There are a thousand different sayings highlighting how much you can learn by looking at the past experiences of similar people. This is especially true when it comes to evaluating whether ERP is right for your company and what to expect once it’s implemented.
Until you start working with ERP products on a daily basis, it’s hard to understand how much it will affect what you do. And it’s only really after a product has been implemented that you fully understand its strengths and weaknesses. That’s why ERP case studies can be so illuminating and illustrative.
Every case study offers a different nugget of wisdom to take away. But when you begin to review a lot of them, there are some important lessons about what you should and should not do that repeatedly appear. Here are the six lessons that jump out:
- An ERP Demo is Essential – For a variety of reasons, some companies are so eager to get an ERP up and running that they forego getting a demo before selecting a product. In most cases, this leads to surprises and disappointments in equal measure. The companies that prioritize the demo process end up with a product that is better able to meet their business requirements over the long term.
- Implementation is Everything – The long-term success or failure of your ERP product is directly related to the quality of the implementation. Companies that try to rush through the process, manage it on a shoestring budget, or accept out-of-the-box capabilities all end up regretting it. Expediency is important in an implementation, but a careful, considered process eliminates a lot of significant setbacks later.
- The Cloud is the Ideal Option – The debate over on-site vs. cloud ERP products still rages in some circles, but anecdotal evidence from ERP case studies reveals that the cloud is the clearly superior choice. The vast majority of companies will not want to take on the expense, burden, and frustration of on-site ERP. Plus, the flexibility of the cloud provides ERP with the kind of scalability and adaptability that dynamic enterprises require.
- Customization is Key – One of the most beneficial things about consulting ERP case studies is learning about the kinds of ERP issues that cause the worst and most persistent problems. In most cases, those problems boil down to an ERP product being unable to adapt to a company’s data and workflows.
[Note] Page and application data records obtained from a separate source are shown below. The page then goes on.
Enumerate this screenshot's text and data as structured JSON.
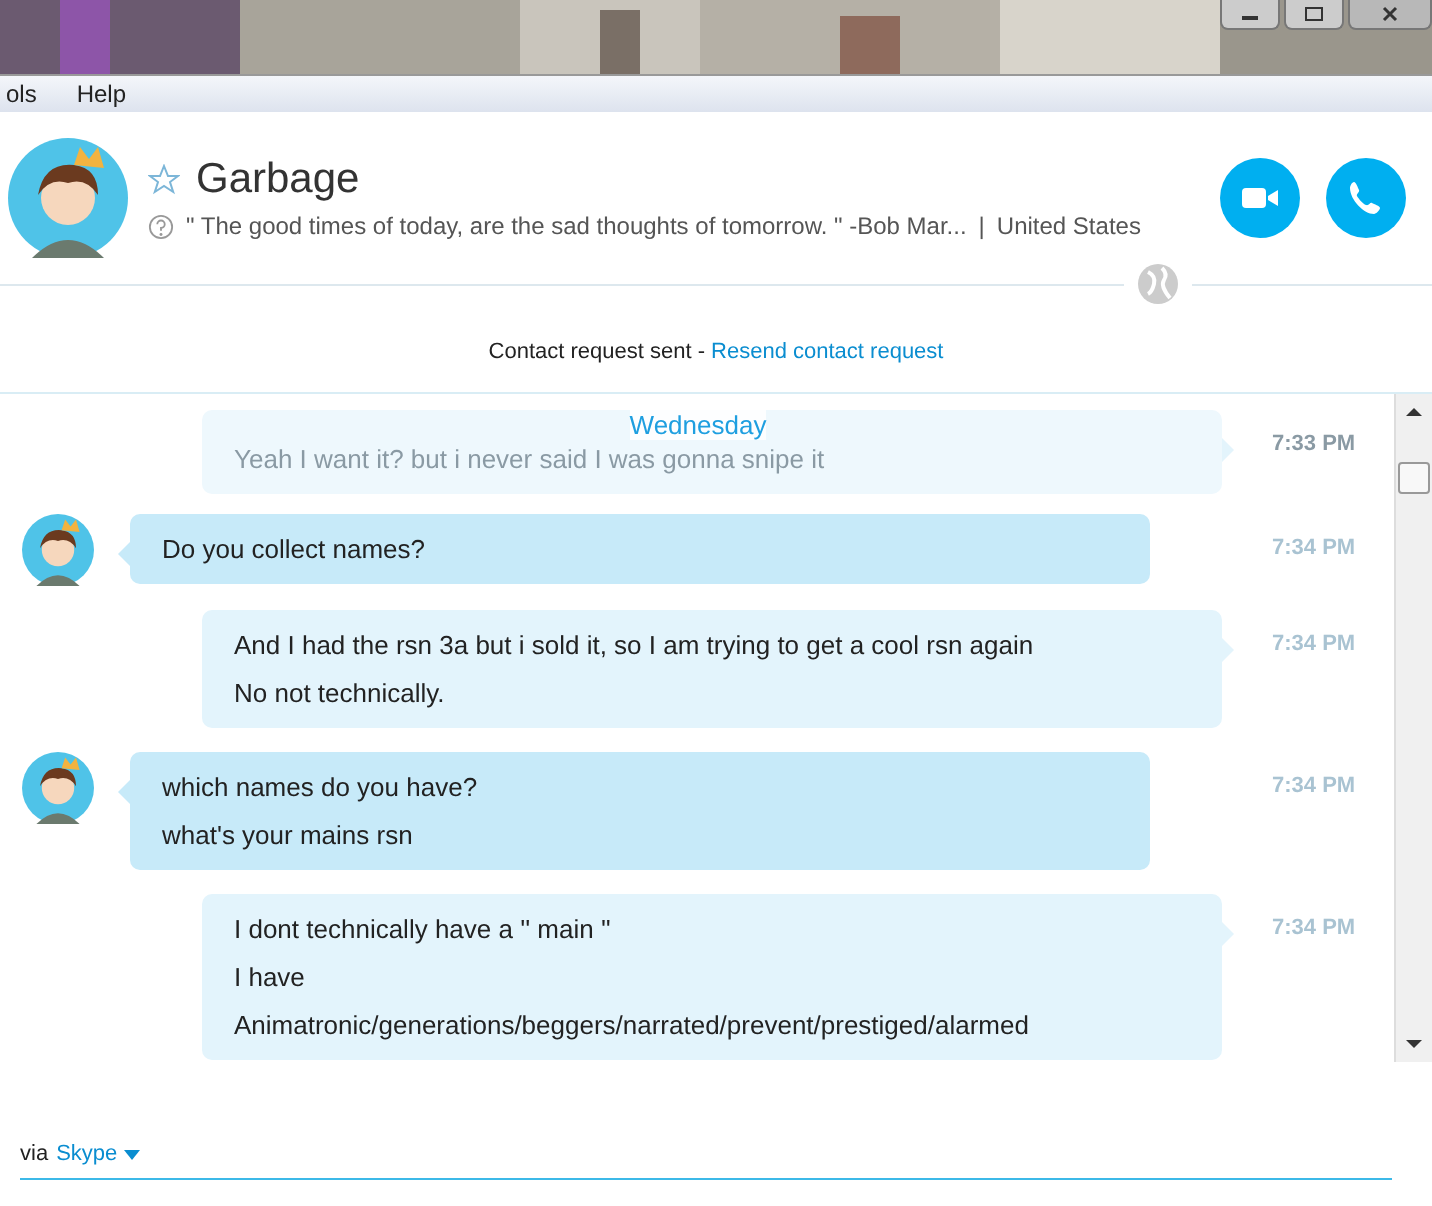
{
  "menu_bar": {
    "items": [
      "ols",
      "Help"
    ]
  },
  "contact": {
    "name": "Garbage",
    "favorite": false,
    "mood": "\" The good times of today, are the sad thoughts of tomorrow. \" -Bob Mar...",
    "separator": "|",
    "location": "United States"
  },
  "contact_request": {
    "status": "Contact request sent - ",
    "link": "Resend contact request"
  },
  "chat": {
    "date": "Wednesday",
    "messages": [
      {
        "kind": "outgoing",
        "faded": true,
        "lines": [
          "Yeah I want it? but i never said I was gonna snipe it"
        ],
        "time": "7:33 PM"
      },
      {
        "kind": "incoming",
        "faded": false,
        "lines": [
          "Do you collect names?"
        ],
        "time": "7:34 PM"
      },
      {
        "kind": "outgoing",
        "faded": false,
        "lines": [
          "And I had the rsn 3a but i sold it, so I am trying to get a cool rsn again",
          "No not technically."
        ],
        "time": "7:34 PM"
      },
      {
        "kind": "incoming",
        "faded": false,
        "lines": [
          "which names do you have?",
          "what's your mains rsn"
        ],
        "time": "7:34 PM"
      },
      {
        "kind": "outgoing",
        "faded": false,
        "lines": [
          "I dont technically have a '' main ''",
          "I have",
          "Animatronic/generations/beggers/narrated/prevent/prestiged/alarmed"
        ],
        "time": "7:34 PM"
      }
    ]
  },
  "footer": {
    "via": "via",
    "service": "Skype"
  }
}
The lesson that gets reinforced over and over is that ERP should adapt to the company, not the other way around.
- Choice of Vendor Matters – The specifics of an ERP product are usually the focus on the evaluation process. But in practice, the quality of the vendor has as much of an impact as the product itself. Companies who work with a vendor that is committed to service and technology improvements find themselves in a better position to take advantage of all that ERP offers.
- Buy-in Is Essential – So much effort goes into finding the ideal product/vendor. But even with the best product in place, a team that is unable or unwilling to embrace ERP will get little from your expensive new piece of IT. Securing buy-in from upper management down is important before the implementation even starts. Once it does, comprehensive and ongoing training is essential if teams are going to use ERP completely and creatively.
The overarching lesson of all ERP case studies is that this enterprise-application has a lot to offer, but only for the companies that approach it carefully and cautiously. As you get closer to an implementation of your own, rely on the real experiences of others to guide your decision-making process.